Exercise brief ▸ Looking through the data below, work out how many lines have the word "Approval". Reply with that number only.

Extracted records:

= Beginning of Section =

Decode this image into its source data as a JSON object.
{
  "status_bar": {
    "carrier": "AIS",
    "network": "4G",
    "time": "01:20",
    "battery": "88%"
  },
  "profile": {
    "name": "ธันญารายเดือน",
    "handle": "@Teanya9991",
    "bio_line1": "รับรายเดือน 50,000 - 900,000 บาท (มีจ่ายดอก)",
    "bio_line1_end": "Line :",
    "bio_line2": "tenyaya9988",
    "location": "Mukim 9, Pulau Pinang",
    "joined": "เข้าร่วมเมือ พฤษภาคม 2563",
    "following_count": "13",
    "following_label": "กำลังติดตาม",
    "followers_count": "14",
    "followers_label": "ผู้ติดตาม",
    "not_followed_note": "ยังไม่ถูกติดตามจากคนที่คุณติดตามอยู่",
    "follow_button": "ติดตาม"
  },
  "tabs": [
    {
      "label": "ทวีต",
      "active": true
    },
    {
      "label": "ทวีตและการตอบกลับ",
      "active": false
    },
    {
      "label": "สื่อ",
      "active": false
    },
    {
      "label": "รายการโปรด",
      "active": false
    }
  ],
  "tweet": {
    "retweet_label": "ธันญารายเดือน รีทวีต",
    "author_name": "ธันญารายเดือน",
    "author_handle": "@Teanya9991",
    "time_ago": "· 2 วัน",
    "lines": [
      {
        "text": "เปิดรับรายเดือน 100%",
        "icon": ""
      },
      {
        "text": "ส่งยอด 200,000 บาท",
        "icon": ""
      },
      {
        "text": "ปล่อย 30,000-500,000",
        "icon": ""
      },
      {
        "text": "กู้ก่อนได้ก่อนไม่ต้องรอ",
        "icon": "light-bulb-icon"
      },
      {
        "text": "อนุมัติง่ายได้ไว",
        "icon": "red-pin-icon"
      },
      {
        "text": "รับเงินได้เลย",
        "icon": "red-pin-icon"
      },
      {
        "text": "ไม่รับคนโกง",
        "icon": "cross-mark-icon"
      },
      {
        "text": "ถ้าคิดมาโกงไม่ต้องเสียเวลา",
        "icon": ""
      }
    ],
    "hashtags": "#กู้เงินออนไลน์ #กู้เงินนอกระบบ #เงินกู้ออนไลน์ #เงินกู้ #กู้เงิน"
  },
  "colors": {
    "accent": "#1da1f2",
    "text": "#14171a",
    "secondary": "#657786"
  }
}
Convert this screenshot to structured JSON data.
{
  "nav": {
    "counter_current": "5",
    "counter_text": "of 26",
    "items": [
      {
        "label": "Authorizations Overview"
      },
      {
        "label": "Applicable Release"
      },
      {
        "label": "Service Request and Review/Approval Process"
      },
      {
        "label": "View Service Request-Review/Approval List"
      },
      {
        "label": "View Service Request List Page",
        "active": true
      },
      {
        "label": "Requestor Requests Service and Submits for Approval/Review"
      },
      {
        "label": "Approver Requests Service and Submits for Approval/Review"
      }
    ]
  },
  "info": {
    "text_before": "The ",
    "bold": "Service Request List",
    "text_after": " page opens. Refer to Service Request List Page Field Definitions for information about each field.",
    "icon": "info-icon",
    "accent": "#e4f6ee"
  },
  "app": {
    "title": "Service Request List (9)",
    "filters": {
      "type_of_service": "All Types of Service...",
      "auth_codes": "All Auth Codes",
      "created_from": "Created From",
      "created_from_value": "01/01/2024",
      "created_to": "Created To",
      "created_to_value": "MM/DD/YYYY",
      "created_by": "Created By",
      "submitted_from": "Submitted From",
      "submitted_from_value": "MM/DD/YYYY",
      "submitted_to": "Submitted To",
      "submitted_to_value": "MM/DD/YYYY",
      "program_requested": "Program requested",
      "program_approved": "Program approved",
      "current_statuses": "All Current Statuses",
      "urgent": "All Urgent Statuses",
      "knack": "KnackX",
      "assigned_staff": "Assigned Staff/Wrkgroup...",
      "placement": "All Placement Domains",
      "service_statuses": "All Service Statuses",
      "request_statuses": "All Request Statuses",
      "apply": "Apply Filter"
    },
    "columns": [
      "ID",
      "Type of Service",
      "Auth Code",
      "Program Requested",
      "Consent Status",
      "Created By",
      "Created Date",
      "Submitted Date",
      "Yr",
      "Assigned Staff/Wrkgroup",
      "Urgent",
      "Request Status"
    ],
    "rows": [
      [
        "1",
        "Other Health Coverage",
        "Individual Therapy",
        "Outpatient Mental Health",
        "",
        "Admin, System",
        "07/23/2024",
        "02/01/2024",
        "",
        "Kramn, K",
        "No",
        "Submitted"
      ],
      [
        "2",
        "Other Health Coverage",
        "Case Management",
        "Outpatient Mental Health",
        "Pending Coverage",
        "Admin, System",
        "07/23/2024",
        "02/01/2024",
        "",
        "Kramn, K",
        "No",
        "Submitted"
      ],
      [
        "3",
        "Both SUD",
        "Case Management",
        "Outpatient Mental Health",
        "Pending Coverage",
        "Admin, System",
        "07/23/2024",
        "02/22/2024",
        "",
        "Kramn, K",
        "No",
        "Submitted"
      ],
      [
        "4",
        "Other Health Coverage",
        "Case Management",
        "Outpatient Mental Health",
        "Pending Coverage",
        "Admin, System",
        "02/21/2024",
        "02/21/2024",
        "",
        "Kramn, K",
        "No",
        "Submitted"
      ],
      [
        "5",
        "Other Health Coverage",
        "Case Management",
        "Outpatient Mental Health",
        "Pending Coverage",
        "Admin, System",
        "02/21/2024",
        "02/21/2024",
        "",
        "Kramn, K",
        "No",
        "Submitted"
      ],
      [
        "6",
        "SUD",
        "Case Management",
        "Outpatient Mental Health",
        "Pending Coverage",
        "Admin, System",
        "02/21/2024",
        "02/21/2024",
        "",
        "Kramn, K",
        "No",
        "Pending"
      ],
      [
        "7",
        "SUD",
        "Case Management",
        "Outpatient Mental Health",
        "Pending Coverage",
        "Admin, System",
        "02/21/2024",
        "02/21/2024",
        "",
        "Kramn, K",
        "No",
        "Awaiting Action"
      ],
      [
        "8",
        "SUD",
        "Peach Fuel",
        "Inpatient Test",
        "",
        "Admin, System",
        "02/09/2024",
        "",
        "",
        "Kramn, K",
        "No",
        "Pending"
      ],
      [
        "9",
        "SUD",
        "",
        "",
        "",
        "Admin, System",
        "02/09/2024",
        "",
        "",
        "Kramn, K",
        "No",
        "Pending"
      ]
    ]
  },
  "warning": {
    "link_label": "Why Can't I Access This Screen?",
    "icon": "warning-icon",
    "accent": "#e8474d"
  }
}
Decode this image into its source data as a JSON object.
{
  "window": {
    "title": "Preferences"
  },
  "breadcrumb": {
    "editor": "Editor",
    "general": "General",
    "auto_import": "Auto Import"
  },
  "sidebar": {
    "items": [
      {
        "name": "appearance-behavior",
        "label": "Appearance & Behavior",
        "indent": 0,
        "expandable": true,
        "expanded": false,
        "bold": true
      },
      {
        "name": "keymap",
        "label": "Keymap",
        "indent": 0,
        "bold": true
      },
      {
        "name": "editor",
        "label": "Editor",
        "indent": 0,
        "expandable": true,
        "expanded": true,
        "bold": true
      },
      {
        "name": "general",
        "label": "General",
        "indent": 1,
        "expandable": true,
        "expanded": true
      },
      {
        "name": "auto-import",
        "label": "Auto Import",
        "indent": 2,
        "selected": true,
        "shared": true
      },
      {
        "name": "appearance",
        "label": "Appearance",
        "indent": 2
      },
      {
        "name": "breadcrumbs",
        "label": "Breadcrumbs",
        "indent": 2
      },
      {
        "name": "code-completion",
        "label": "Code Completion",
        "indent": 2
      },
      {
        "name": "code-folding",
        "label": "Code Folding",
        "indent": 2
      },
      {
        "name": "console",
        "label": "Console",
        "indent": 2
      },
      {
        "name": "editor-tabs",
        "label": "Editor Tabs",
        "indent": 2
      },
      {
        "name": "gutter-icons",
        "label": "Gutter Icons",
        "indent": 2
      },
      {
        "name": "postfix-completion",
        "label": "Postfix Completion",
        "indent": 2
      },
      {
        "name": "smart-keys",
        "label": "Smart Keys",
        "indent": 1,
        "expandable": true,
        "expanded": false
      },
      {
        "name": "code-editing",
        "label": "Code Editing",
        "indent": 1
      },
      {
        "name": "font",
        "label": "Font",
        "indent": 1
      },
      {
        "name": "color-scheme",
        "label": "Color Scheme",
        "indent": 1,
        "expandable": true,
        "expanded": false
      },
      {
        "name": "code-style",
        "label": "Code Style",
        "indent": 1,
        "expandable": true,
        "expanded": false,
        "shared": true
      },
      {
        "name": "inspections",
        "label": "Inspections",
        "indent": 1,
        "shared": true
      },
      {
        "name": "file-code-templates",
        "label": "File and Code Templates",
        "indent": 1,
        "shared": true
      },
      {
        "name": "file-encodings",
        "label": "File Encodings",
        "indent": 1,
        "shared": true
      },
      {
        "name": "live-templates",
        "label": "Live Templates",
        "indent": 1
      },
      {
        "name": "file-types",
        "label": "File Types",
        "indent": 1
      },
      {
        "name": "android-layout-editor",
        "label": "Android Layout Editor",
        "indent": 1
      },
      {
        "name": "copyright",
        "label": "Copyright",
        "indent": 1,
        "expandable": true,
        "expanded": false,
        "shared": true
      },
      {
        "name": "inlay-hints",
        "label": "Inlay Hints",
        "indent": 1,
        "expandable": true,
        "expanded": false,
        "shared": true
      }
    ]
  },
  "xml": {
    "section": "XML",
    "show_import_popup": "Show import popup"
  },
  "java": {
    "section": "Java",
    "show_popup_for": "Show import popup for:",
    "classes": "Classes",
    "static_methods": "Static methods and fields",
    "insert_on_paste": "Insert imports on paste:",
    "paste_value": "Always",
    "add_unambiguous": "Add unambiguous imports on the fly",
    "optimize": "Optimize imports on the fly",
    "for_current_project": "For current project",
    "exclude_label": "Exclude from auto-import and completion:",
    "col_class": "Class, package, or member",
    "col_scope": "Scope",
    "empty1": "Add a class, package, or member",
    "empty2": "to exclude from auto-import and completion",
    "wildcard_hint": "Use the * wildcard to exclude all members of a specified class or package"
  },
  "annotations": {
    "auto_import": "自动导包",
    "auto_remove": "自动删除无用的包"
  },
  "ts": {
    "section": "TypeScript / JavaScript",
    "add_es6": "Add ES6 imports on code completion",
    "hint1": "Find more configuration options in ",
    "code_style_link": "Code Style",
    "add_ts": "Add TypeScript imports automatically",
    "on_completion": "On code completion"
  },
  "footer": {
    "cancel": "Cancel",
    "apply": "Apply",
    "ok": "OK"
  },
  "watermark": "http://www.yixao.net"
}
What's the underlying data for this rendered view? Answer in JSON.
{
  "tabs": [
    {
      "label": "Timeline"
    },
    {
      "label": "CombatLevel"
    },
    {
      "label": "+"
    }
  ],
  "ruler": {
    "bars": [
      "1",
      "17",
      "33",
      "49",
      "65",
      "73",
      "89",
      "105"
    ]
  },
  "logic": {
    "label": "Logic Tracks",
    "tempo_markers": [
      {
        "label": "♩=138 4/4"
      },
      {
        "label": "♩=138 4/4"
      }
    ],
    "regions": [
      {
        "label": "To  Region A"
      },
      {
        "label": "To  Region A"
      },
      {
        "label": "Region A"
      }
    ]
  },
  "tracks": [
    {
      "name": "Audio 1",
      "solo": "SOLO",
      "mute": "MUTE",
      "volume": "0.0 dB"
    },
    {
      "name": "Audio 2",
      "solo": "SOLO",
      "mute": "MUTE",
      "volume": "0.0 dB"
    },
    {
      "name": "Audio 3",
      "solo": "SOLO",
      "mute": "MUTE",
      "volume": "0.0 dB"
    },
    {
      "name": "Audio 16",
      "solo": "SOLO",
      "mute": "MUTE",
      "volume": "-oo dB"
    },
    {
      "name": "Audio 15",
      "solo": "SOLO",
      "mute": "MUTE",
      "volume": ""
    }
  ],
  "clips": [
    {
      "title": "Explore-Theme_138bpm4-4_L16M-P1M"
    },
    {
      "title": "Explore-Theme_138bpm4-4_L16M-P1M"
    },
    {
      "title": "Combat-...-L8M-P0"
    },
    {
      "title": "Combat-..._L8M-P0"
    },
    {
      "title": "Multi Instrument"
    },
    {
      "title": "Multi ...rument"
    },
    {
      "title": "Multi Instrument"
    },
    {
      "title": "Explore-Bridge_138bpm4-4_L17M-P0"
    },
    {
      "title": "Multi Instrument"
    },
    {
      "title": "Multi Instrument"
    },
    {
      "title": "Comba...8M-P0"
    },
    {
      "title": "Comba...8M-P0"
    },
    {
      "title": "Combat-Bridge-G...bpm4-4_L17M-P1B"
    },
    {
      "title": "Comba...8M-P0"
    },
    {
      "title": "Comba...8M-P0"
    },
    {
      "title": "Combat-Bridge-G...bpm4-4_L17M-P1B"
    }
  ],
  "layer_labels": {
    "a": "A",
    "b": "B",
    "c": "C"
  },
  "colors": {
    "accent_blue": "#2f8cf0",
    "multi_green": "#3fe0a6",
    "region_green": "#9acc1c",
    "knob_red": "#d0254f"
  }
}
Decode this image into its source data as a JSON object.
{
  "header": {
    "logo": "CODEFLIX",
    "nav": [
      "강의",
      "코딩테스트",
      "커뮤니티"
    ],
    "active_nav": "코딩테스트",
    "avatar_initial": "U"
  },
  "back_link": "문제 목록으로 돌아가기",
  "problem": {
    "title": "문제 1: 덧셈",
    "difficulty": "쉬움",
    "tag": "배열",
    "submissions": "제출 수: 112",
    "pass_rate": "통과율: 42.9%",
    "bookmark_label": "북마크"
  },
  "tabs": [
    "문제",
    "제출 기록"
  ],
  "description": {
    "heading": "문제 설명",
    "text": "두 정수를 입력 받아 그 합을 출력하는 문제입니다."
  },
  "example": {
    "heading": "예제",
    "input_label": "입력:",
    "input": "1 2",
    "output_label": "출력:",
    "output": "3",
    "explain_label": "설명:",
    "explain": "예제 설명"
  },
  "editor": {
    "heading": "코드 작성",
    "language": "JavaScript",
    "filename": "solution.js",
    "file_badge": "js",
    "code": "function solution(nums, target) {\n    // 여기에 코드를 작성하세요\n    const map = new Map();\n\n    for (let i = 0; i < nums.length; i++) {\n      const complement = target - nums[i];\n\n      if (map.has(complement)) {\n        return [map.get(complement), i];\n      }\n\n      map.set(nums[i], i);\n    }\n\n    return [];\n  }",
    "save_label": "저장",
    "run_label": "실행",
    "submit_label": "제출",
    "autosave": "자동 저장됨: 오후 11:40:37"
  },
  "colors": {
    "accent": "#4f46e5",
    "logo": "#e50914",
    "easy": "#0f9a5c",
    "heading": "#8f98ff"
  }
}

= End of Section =

Answer to this problem ▸ 4